I agree with @Jay about the meaning (and would expand it to say it explains the difference between revenue and profit), but to provide a little more context, someone did some research into the history of this joke and found that it was
from a newspaper (the Saturday Review) from 1876.
Cite: 1876 November 11, The Saturday Review, Mr. Froude on Landed
Gentry. Page 592, Column 1, John W. Parker and Son, Published at the
Office of the Saturday Review, London. Google Books
If this is a state of things which he approves it is difficult to
understand his reason for introducing an account of the doings of the
late Mr. Augustus Smith in the Scilly Islands. The natives of that
group, before Mr. Smith's time, are popularly said to have eked out a
precarious livelihood by taking in each other's washing. Now things
are very different, and the people are well fed, well lodged, and well

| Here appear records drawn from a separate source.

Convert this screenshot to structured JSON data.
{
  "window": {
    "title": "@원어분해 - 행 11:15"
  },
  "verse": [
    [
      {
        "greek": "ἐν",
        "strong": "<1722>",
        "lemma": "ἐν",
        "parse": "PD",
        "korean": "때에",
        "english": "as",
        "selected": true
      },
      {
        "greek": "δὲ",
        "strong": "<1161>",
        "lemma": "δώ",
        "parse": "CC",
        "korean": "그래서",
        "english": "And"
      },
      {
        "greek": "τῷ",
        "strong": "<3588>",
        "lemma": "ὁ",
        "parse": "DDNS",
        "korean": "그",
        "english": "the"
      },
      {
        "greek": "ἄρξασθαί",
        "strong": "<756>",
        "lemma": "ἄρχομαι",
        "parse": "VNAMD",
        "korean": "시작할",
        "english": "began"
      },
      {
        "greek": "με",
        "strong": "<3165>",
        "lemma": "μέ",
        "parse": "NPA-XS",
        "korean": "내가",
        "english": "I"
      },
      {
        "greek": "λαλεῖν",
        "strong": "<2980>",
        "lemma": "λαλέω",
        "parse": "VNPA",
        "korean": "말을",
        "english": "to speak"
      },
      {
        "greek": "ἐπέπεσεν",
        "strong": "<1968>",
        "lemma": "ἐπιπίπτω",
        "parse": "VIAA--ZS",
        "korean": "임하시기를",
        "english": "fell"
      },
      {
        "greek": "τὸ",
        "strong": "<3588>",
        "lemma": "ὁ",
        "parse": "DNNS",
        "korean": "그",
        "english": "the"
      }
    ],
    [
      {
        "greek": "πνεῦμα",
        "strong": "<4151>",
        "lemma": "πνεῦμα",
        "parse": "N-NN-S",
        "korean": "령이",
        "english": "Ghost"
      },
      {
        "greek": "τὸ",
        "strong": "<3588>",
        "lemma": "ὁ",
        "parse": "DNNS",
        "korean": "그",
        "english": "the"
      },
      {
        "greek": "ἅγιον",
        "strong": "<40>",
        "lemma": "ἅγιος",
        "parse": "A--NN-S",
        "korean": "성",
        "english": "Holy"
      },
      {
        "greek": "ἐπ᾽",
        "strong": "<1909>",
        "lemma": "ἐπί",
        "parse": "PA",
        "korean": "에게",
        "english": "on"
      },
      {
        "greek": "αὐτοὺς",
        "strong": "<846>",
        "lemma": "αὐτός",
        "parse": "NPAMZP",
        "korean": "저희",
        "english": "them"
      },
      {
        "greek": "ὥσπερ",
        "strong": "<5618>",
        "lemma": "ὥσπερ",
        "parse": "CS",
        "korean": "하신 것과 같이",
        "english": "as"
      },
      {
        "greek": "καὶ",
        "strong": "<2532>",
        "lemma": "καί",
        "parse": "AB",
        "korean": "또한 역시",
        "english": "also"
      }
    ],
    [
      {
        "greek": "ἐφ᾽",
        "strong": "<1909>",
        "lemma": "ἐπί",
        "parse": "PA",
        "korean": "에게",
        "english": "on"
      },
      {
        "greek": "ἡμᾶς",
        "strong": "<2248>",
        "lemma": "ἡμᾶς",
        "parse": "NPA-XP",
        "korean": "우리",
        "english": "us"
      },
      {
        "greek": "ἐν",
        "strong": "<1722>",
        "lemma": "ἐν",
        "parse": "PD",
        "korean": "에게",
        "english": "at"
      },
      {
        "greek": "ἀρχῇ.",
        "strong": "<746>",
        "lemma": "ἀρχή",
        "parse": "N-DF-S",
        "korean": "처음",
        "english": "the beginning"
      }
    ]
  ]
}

The person doing the research Garson O'Toole found that a later reference from 1885 that "mentioned three popular American writers:
Josh Billings, Artemas Ward, and Mark Twain" but did not specificly credit any of them with the authorship.
Cite: 1885 December 5, The Critic, The American Humorists,
[Acknowledgement to London Daily News], Page 274, Column 1, The Critic
Company, New York. Google Books
In American country newspapers there is usually one column entirely
devoted to facetiae, which appear to have been clipped out of the
columns of other country papers. They live on each other, just as the
natives of the Scilly Islands are feigned to eke out a precarious
livelihood by taking in each other's washing.
Garson O'Toole's email suggested that there was a 1866 variant involving the Isle of Man, but I wasn't able to find the cite he was referring to (possibly that was a typo of the 1876 cite, but that wasn't involving the Isle of Man).